As things begin to heat up and local governments continue to set their new rates and budgets, it is becoming more and more obvious that TFR’s prediction that most of these jurisdictions would NOT adopt the NNRR is coming true.
What does this mean for taxpayers? It means the “historic property tax relief” our lawmakers keep celebrating has yet to lower anyone’s bills, nor will it in the coming year unless there is a major shift in local government fiscal responsibility in the next few months. It is safe to say that without local governments adopting the NNRR, your property tax bill WILL GO UP.
So, what can you do?
If local governments refuse to lower to the no-new-revenue rate, they must hold a hearing for taxpayers to give feedback. It is imperative that you protest these local governments and demand they lower our rates! If they refuse, we must vote every single one out of office.
The same, of course, goes for our state lawmakers, who have been trumpeting property tax relief that no one has seen for years now. TFR has proposed the Texas Prosperity Plan, which would actually provide relief by using the $27 billion surplus to help drowning taxpayers.
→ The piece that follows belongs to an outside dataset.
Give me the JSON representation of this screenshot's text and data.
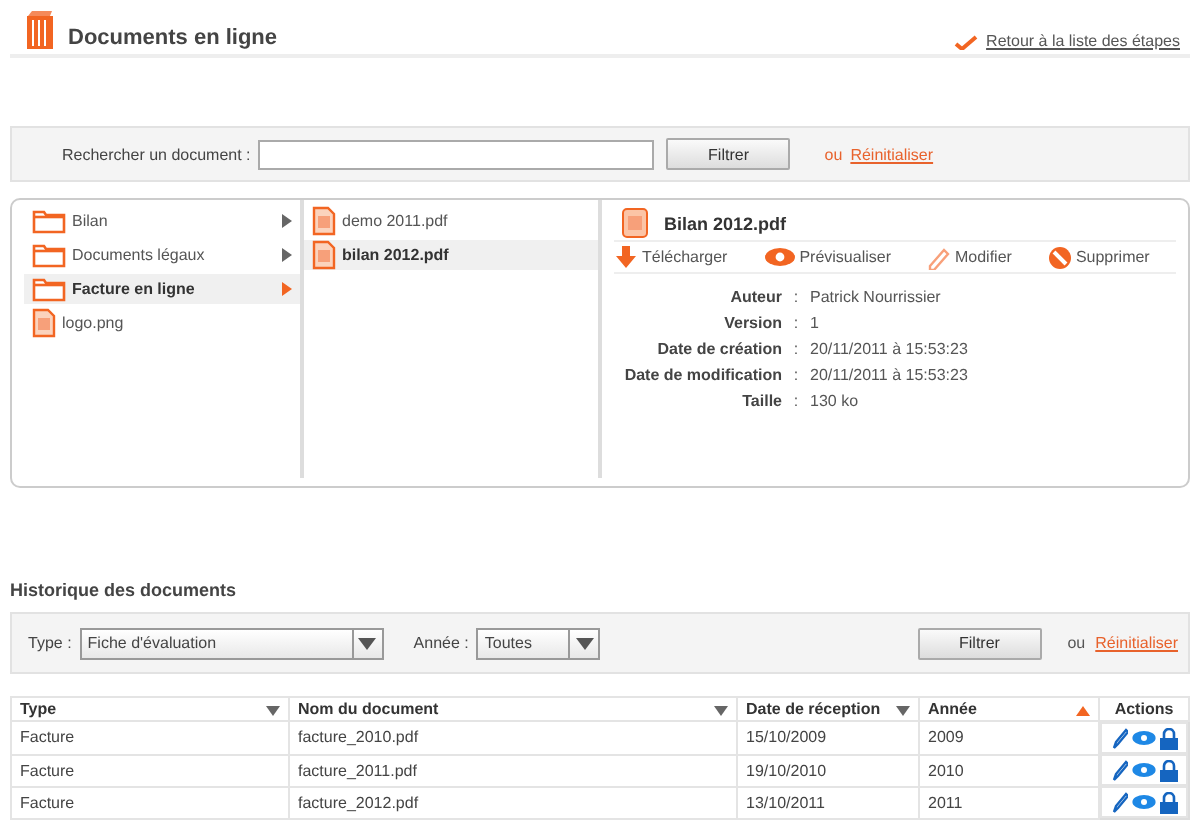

How can you help? Go read the Texas Prosperity Plan for yourself and voice your support for REAL property tax relief by signing up to support the TPP. You can also sign up for The Fiscal Note to stay updated on all fiscal issues that affect Texans, especially our broken property tax system. We CAN get real tax relief if we amplify our voices loudly enough.